--- DATASET EXCERPTS Enclosed Below ---

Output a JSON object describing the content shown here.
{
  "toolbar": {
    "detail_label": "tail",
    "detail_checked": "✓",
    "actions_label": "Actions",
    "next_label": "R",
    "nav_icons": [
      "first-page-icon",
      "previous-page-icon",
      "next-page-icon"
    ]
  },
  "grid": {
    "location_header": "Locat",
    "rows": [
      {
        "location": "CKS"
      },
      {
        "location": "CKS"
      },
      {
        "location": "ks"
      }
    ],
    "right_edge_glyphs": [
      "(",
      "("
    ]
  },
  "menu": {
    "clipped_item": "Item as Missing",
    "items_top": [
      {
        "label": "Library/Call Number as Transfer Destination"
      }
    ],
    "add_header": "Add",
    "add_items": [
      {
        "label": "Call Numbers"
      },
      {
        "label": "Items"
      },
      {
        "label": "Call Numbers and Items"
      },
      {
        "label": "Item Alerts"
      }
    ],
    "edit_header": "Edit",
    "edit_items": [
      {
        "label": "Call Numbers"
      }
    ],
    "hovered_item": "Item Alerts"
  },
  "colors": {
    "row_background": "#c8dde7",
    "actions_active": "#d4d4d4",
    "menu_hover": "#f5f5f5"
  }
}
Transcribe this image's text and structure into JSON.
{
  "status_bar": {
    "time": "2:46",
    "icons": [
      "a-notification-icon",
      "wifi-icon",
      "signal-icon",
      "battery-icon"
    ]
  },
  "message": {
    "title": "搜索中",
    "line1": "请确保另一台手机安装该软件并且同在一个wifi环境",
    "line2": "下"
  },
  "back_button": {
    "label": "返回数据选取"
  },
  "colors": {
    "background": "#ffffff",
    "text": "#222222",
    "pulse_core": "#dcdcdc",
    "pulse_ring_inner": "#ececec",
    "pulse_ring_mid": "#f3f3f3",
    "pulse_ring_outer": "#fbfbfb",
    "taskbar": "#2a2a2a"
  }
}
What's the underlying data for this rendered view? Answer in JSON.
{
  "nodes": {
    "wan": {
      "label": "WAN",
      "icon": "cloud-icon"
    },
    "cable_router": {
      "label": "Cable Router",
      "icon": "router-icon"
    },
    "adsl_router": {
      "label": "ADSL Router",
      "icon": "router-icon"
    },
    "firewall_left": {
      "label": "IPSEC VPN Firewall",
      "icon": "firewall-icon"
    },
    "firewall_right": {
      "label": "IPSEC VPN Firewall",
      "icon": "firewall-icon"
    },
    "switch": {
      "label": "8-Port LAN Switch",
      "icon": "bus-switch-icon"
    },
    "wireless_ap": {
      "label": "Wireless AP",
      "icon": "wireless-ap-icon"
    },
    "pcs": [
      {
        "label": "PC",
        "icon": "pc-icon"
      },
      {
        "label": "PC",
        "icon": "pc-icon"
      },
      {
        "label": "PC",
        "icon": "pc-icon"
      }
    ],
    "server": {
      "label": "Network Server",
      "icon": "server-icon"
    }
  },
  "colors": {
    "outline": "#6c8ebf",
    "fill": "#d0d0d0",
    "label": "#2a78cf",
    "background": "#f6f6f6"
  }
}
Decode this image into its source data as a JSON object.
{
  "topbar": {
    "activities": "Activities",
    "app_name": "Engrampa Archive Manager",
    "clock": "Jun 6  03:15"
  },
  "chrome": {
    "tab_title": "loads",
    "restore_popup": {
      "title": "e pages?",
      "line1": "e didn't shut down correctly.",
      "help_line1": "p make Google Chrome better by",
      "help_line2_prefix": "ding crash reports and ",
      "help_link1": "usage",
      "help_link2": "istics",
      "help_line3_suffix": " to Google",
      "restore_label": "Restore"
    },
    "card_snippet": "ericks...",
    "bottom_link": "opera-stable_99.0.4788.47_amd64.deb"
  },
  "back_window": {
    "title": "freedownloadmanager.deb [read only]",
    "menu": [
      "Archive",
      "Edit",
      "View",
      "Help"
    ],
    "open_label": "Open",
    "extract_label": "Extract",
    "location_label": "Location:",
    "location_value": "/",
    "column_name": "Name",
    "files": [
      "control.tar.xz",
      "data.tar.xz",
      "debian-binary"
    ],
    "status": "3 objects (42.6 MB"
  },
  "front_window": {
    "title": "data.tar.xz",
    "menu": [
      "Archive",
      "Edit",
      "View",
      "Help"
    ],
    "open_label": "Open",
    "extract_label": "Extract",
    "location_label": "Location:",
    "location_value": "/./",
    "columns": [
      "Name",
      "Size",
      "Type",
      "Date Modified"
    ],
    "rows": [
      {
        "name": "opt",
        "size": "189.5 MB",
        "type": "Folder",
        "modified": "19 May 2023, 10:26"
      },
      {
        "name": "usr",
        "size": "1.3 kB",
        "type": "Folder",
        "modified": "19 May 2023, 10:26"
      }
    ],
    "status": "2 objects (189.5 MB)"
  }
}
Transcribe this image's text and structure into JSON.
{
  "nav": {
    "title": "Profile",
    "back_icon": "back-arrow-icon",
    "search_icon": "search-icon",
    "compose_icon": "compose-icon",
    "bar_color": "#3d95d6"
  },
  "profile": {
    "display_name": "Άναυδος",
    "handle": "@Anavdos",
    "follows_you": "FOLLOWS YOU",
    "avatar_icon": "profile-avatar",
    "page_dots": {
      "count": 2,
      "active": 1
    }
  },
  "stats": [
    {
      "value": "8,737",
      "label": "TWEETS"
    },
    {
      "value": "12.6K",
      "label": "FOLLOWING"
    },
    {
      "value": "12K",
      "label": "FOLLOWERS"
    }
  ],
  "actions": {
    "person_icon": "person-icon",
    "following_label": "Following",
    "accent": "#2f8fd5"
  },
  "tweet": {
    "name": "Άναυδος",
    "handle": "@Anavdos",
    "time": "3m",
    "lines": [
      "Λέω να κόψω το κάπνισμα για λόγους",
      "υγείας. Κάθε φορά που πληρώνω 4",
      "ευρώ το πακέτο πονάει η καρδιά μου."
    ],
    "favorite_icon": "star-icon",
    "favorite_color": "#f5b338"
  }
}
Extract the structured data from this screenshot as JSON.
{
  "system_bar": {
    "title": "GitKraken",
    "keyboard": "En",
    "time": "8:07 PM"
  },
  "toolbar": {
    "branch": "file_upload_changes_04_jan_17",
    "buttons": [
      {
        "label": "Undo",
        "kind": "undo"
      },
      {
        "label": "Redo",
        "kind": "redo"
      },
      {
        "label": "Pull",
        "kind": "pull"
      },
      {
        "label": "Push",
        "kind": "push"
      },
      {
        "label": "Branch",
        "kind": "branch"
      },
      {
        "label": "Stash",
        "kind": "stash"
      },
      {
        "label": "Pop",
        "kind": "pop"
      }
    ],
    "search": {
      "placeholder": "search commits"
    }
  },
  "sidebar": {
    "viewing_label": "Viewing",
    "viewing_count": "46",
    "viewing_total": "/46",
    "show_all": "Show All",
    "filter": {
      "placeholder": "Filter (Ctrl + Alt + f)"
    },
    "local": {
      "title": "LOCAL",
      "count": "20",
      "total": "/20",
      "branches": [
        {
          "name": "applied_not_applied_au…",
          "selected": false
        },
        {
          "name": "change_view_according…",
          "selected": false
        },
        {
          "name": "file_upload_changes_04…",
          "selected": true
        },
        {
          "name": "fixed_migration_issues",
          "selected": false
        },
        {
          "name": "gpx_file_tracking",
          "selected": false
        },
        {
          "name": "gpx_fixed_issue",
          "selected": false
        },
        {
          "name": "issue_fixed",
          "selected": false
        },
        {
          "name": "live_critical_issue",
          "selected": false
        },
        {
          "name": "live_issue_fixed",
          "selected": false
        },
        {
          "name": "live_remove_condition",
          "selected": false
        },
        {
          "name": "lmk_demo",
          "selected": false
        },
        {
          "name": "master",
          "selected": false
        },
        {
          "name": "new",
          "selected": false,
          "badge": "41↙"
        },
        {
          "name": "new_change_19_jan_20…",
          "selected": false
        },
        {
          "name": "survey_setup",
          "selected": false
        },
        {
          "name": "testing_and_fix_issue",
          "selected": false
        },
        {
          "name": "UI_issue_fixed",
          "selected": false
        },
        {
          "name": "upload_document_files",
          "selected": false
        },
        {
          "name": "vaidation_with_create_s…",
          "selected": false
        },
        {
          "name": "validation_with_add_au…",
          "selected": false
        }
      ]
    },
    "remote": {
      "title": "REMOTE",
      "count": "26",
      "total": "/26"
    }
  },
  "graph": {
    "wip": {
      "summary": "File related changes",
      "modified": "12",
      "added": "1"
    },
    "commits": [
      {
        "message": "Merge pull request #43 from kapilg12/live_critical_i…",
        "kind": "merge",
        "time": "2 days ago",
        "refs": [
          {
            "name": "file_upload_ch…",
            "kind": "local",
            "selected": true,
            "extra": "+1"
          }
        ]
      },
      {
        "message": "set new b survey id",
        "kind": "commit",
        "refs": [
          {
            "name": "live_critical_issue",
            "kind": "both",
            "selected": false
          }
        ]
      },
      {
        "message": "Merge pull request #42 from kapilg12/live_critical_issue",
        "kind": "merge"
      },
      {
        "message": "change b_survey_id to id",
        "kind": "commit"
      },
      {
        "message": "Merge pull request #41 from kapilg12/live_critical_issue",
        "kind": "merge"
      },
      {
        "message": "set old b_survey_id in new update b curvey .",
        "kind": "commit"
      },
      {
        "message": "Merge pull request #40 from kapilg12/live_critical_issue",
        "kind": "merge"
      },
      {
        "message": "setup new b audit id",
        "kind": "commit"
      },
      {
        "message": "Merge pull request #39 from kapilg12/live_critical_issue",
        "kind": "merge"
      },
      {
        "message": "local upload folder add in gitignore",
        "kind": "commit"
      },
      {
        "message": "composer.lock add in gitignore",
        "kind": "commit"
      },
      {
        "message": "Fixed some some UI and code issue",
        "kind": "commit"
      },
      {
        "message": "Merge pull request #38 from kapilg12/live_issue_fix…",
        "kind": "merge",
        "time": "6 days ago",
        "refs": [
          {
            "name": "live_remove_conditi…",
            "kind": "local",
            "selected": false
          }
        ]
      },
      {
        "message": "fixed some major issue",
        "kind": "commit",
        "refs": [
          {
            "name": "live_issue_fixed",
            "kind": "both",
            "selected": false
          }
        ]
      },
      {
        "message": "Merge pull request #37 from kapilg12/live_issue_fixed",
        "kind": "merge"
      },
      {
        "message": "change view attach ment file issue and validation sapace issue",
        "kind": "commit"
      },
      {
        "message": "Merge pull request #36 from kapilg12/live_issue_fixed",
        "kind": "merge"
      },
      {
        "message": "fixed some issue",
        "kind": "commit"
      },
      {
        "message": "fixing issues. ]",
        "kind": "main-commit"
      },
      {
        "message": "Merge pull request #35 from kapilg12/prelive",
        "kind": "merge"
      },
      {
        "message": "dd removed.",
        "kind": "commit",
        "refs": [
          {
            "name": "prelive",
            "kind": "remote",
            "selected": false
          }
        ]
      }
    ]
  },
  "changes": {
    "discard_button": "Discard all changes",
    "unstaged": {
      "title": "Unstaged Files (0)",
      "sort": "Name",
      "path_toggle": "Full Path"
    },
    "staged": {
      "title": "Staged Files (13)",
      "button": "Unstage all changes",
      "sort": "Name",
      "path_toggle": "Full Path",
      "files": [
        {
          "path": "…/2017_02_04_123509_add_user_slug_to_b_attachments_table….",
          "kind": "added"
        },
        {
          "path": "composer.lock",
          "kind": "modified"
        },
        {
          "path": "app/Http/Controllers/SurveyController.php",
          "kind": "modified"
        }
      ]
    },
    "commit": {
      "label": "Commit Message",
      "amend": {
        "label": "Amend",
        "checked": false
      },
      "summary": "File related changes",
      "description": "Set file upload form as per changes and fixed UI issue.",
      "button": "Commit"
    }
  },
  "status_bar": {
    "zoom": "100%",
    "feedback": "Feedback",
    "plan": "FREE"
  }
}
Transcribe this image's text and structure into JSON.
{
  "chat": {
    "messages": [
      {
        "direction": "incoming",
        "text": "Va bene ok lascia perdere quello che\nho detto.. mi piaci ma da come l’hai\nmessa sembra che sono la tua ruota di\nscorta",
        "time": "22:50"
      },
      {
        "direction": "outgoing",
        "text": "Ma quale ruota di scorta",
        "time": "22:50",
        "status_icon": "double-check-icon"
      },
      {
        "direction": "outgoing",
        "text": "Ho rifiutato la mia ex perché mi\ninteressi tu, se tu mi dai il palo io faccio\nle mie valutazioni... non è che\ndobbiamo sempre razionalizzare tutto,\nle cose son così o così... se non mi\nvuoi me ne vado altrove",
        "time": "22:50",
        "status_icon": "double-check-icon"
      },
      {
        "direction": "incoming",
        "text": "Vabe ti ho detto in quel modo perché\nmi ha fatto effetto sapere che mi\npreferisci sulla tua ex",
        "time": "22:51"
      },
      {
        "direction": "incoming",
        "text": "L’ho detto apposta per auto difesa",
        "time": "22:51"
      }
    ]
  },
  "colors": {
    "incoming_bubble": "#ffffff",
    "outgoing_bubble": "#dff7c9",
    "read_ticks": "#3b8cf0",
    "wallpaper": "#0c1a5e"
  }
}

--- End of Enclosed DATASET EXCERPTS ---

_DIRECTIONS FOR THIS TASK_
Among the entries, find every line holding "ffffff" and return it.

_PROBLEM SOLUTION_
    "background": "#ffffff",
    "incoming_bubble": "#ffffff",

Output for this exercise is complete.